5. Aircraft health monitoring systems (AHMS). AHMS enables predictive maintenance (PM) by monitoring and assessing the health of components in real-time, predicting failure and determining appropriate actions. Collection, storage, aggregation and analysis of data are key factors.

6. Live and predictive maintenance. Operators rely on data to limit part failure and reduce costs by replacing components before they cause breakdowns. This approach cuts labor costs by avoiding unscheduled repairs, out-of-service events, and cost for employee time-on-tools.

7. New technology. Several technology trends require MRO providers to have—or acquire—the skills to keep up with advances such as:

• Green engines that offer greater fuel efficiency and lower emissions than conventional engines. They require less maintenance and reduce cost of ownership, but their designs and material requirements oblige service providers to develop new skills and capabilities.
• Composite materials—increasingly common in new aircraft—calling for different maintenance skills from service providers and opening opportunities for new providers.
Expertise in aluminum does not
necessarily translate to expertise in composites.
• Additive manufacturing (3D printing) used to fabricate aircraft components (plastic/metal brackets, fuel nozzles, etc) and out-of-production parts on-demand, reducing manufacturing time, material costs, labor content, and making parts available at the point-of-use.
• At-the-asset maintenance, a derivative of mobile technology and part of a full information system across all MRO operations used to access relevant information at the time/place of need.
• Wearable technology such as Japan Airlines' use of Google Glass worn by maintenance engineers working around the aircraft on the tarmac. Images are sent to maintenance specialists for assessment who relay any possible issues they see back to the engineer on the ground. Work is completed promptly, can be assessed in real time and all information is recorded to assess issues further down the line.

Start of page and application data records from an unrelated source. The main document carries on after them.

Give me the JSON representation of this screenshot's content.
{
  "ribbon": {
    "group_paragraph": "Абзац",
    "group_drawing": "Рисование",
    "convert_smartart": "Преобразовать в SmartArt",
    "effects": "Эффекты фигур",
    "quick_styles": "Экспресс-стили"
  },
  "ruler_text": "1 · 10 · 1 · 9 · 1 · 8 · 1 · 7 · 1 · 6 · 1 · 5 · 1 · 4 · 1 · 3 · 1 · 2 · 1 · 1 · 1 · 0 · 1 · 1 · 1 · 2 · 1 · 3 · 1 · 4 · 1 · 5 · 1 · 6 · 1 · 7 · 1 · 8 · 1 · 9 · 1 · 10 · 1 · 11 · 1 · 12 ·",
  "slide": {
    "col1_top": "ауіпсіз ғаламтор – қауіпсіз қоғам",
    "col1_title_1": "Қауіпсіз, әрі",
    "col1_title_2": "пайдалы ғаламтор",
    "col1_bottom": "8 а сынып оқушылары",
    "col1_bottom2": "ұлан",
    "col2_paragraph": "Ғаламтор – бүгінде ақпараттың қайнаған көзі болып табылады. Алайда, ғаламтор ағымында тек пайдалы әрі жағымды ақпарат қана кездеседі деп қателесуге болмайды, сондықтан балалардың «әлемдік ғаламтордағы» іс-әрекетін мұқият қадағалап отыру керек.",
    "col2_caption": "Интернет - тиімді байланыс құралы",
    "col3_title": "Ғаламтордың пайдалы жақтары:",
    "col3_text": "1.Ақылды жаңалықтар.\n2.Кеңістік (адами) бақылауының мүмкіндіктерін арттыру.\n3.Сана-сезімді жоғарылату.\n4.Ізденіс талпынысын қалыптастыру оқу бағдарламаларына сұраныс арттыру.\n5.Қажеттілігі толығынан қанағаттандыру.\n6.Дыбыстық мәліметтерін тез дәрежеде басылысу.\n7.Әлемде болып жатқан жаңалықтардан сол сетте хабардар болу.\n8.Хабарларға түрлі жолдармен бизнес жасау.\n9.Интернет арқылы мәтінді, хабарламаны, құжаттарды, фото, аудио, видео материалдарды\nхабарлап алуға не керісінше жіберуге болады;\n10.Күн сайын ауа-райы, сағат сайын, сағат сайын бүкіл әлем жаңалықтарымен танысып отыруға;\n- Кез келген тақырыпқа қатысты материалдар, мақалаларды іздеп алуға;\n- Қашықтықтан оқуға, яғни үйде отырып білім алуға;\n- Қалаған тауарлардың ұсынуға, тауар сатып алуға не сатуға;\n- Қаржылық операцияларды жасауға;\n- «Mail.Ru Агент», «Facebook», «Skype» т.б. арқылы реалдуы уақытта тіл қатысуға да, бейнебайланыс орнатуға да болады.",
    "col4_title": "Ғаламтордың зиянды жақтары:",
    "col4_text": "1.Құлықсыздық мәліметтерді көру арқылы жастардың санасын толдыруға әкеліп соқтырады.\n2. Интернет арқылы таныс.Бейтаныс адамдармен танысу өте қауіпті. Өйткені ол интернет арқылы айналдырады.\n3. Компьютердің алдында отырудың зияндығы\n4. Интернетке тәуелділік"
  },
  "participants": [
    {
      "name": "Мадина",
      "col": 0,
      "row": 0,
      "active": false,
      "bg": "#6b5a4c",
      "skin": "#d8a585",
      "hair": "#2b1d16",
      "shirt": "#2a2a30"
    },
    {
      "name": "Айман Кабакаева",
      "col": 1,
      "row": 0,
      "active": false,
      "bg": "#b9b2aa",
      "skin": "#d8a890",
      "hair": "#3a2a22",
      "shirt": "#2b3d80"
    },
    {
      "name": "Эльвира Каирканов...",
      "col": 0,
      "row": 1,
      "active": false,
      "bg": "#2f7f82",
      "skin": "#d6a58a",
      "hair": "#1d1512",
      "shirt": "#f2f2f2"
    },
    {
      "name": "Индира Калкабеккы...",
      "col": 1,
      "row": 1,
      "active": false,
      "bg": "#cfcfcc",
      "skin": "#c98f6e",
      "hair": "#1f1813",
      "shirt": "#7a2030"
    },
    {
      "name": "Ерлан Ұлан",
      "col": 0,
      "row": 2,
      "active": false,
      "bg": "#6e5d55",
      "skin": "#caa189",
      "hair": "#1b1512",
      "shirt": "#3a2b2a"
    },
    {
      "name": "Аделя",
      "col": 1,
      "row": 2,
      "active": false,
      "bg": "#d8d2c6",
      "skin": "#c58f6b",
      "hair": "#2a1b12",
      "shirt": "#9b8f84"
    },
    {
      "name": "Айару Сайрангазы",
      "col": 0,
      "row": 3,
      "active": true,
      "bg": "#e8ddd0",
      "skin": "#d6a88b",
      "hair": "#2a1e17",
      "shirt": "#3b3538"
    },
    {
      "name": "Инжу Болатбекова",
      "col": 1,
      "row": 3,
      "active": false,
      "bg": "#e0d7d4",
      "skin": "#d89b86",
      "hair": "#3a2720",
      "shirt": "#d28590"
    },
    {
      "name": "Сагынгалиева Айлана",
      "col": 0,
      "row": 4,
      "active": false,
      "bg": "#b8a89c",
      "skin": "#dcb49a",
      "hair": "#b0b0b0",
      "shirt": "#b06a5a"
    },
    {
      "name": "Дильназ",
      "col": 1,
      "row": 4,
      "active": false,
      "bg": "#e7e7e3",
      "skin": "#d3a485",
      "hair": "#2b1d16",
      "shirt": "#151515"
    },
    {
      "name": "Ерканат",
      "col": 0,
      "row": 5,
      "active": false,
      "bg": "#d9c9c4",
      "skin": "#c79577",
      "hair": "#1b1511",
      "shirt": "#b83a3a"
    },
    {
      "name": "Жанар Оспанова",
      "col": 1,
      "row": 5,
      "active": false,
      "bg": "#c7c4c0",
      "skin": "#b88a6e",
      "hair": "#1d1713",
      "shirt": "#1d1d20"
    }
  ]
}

Banyan FXE performs airframe inspections, evaluations, mx and repairs. The company minimizes downtime by assigning avionics techs to work on panels while mechanics are tasked with frame and engine duties. Banyan also offers paint and interior completions.


Technical advances are rarely free of functional issues, implementation challenges or compromises. The following concerns reflect a few of many opportunities to further the state of the MRO technical art:

• Increasing role of OEMs in aftermarkets. OEMs, while competing directly in the aftermarket, increasingly charge for technical support and access to technical information. Since engine OEMs control the majority of the aftermarket at the point of powerplant sale, close cooperation between MROs and OEMs becomes even more important.
• Value of reduced timing. Contrary to common thought, turnaround time shorter than planned may not be desirable. When an aircraft is withdrawn from service for heavy maintenance, its return is carefully planned. An earlier return may be difficult for the MRO to accommodate as another aircraft may not be ready to be withdrawn from service to keep the maintenance line active.
• Factors worth measuring. A recent study identified 130 processes as being part of most large MRO businesses, of which roughly 10% are deemed high-yield (materials availability, reliability tracking, etc.). Initiatives to quantify the benefit of each MRO process must carefully consider whether or not each such exercise has value.
• Increasingly fly-by-wire. As aircraft electronic systems become more complex and continue to replace mechanical systems, increasingly specialized skills will be required for aftermarket service and repair, which may invite OEMs deeper into the service mix.
• Information-driven MRO. Sophisticated real-time aircraft health monitoring and centralized maintenance systems will create a plethora of data and greater dependence on electronic diagnosis and less on in situ analysis. However, collecting data is one thing; deriving meaningful, reliable information is quite another.
Analytical techniques must ensure high-quality decisions and avoid false positive indications. Moreover, data ownership remains a point of dispute between operators and OEMs, the former allowing the latter to use the data in their parts-removal and analysis process to sell replacement components and services.


1 | 2 | 3